PROBLEM DESCRIPTION: A word-for-word copy of the listing is needed. Retype it in full.

----------

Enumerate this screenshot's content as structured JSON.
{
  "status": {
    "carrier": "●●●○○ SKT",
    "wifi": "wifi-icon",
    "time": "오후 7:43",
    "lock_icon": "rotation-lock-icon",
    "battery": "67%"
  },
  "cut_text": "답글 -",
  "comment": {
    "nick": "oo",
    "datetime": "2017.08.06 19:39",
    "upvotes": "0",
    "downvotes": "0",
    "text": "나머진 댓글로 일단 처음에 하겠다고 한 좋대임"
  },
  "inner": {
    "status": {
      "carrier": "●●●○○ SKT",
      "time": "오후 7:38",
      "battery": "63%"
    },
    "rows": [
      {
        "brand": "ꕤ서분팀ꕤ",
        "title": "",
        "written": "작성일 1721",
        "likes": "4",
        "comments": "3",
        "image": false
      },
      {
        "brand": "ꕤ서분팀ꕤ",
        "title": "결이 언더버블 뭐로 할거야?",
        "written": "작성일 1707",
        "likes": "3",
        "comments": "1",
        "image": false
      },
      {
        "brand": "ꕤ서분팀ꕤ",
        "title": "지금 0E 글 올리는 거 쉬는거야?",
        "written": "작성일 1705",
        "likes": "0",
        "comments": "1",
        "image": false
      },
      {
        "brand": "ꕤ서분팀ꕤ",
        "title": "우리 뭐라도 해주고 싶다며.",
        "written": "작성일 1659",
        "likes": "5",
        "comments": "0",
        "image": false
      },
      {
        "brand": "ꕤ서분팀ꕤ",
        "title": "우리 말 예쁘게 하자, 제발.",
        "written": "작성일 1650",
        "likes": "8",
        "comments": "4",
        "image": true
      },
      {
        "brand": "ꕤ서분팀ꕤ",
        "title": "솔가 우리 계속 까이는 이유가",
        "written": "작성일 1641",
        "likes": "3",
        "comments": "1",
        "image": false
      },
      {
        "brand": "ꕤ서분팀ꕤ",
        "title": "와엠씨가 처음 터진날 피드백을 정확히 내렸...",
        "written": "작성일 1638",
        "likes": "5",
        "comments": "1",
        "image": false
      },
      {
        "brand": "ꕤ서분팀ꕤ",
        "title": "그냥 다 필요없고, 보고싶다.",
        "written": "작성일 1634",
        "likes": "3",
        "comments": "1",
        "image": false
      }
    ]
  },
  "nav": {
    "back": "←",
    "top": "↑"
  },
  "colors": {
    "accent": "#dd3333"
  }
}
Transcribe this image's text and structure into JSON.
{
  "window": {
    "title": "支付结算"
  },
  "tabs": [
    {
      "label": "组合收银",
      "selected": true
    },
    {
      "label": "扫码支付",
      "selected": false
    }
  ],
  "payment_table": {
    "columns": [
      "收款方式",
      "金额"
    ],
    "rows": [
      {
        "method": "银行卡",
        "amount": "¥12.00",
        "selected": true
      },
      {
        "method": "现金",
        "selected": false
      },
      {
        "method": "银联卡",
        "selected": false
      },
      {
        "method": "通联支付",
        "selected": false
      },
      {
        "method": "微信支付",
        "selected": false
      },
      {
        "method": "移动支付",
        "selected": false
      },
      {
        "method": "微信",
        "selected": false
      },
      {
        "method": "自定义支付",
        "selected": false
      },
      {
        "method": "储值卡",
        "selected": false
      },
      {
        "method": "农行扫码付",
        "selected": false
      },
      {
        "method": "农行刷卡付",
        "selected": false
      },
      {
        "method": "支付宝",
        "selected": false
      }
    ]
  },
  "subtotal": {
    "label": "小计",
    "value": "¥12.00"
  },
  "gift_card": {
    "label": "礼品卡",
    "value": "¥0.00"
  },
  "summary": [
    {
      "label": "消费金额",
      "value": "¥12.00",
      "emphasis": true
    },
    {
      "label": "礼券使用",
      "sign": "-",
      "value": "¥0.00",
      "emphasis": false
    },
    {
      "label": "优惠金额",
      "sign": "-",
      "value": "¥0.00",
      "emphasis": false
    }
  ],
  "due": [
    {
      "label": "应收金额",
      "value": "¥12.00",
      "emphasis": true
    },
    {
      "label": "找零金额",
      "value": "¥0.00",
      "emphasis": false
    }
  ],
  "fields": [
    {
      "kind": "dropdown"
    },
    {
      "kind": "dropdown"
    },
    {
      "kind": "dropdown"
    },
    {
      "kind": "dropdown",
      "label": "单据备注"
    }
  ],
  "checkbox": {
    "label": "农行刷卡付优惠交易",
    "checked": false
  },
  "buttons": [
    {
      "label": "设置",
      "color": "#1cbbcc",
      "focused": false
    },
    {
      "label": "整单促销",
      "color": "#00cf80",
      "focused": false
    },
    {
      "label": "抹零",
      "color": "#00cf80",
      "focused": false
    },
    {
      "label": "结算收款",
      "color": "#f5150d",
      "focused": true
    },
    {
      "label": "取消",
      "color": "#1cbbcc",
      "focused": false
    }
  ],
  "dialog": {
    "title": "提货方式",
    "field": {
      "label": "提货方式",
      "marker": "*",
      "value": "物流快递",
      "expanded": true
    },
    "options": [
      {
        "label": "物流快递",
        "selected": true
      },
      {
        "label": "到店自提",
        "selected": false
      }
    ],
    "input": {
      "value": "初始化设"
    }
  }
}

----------

TASK RESULT:
Enumerate this screenshot's content as structured JSON.
{
  "status": {
    "carrier": "●●●○○ SKT",
    "wifi": "wifi-icon",
    "time": "오후 7:43",
    "lock_icon": "rotation-lock-icon",
    "battery": "67%"
  },
  "cut_text": "답글 -",
  "comment": {
    "nick": "oo",
    "datetime": "2017.08.06 19:39",
    "upvotes": "0",
    "downvotes": "0",
    "text": "나머진 댓글로 일단 처음에 하겠다고 한 좋대임"
  },
  "inner": {
    "status": {
      "carrier": "●●●○○ SKT",
      "time": "오후 7:38",
      "battery": "63%"
    },
    "rows": [
      {
        "brand": "ꕤ서분팀ꕤ",
        "title": "",
        "written": "작성일 1721",
        "likes": "4",
        "comments": "3",
        "image": false
      },
      {
        "brand": "ꕤ서분팀ꕤ",
        "title": "결이 언더버블 뭐로 할거야?",
        "written": "작성일 1707",
        "likes": "3",
        "comments": "1",
        "image": false
      },
      {
        "brand": "ꕤ서분팀ꕤ",
        "title": "지금 0E 글 올리는 거 쉬는거야?",
        "written": "작성일 1705",
        "likes": "0",
        "comments": "1",
        "image": false
      },
      {
        "brand": "ꕤ서분팀ꕤ",
        "title": "우리 뭐라도 해주고 싶다며.",
        "written": "작성일 1659",
        "likes": "5",
        "comments": "0",
        "image": false
      },
      {
        "brand": "ꕤ서분팀ꕤ",
        "title": "우리 말 예쁘게 하자, 제발.",
        "written": "작성일 1650",
        "likes": "8",
        "comments": "4",
        "image": true
      },
      {
        "brand": "ꕤ서분팀ꕤ",
        "title": "솔가 우리 계속 까이는 이유가",
        "written": "작성일 1641",
        "likes": "3",
        "comments": "1",
        "image": false
      },
      {
        "brand": "ꕤ서분팀ꕤ",
        "title": "와엠씨가 처음 터진날 피드백을 정확히 내렸...",
        "written": "작성일 1638",
        "likes": "5",
        "comments": "1",
        "image": false
      },
      {
        "brand": "ꕤ서분팀ꕤ",
        "title": "그냥 다 필요없고, 보고싶다.",
        "written": "작성일 1634",
        "likes": "3",
        "comments": "1",
        "image": false
      }
    ]
  },
  "nav": {
    "back": "←",
    "top": "↑"
  },
  "colors": {
    "accent": "#dd3333"
  }
}
Transcribe this image's text and structure into JSON.
{
  "window": {
    "title": "支付结算"
  },
  "tabs": [
    {
      "label": "组合收银",
      "selected": true
    },
    {
      "label": "扫码支付",
      "selected": false
    }
  ],
  "payment_table": {
    "columns": [
      "收款方式",
      "金额"
    ],
    "rows": [
      {
        "method": "银行卡",
        "amount": "¥12.00",
        "selected": true
      },
      {
        "method": "现金",
        "selected": false
      },
      {
        "method": "银联卡",
        "selected": false
      },
      {
        "method": "通联支付",
        "selected": false
      },
      {
        "method": "微信支付",
        "selected": false
      },
      {
        "method": "移动支付",
        "selected": false
      },
      {
        "method": "微信",
        "selected": false
      },
      {
        "method": "自定义支付",
        "selected": false
      },
      {
        "method": "储值卡",
        "selected": false
      },
      {
        "method": "农行扫码付",
        "selected": false
      },
      {
        "method": "农行刷卡付",
        "selected": false
      },
      {
        "method": "支付宝",
        "selected": false
      }
    ]
  },
  "subtotal": {
    "label": "小计",
    "value": "¥12.00"
  },
  "gift_card": {
    "label": "礼品卡",
    "value": "¥0.00"
  },
  "summary": [
    {
      "label": "消费金额",
      "value": "¥12.00",
      "emphasis": true
    },
    {
      "label": "礼券使用",
      "sign": "-",
      "value": "¥0.00",
      "emphasis": false
    },
    {
      "label": "优惠金额",
      "sign": "-",
      "value": "¥0.00",
      "emphasis": false
    }
  ],
  "due": [
    {
      "label": "应收金额",
      "value": "¥12.00",
      "emphasis": true
    },
    {
      "label": "找零金额",
      "value": "¥0.00",
      "emphasis": false
    }
  ],
  "fields": [
    {
      "kind": "dropdown"
    },
    {
      "kind": "dropdown"
    },
    {
      "kind": "dropdown"
    },
    {
      "kind": "dropdown",
      "label": "单据备注"
    }
  ],
  "checkbox": {
    "label": "农行刷卡付优惠交易",
    "checked": false
  },
  "buttons": [
    {
      "label": "设置",
      "color": "#1cbbcc",
      "focused": false
    },
    {
      "label": "整单促销",
      "color": "#00cf80",
      "focused": false
    },
    {
      "label": "抹零",
      "color": "#00cf80",
      "focused": false
    },
    {
      "label": "结算收款",
      "color": "#f5150d",
      "focused": true
    },
    {
      "label": "取消",
      "color": "#1cbbcc",
      "focused": false
    }
  ],
  "dialog": {
    "title": "提货方式",
    "field": {
      "label": "提货方式",
      "marker": "*",
      "value": "物流快递",
      "expanded": true
    },
    "options": [
      {
        "label": "物流快递",
        "selected": true
      },
      {
        "label": "到店自提",
        "selected": false
      }
    ],
    "input": {
      "value": "初始化设"
    }
  }
}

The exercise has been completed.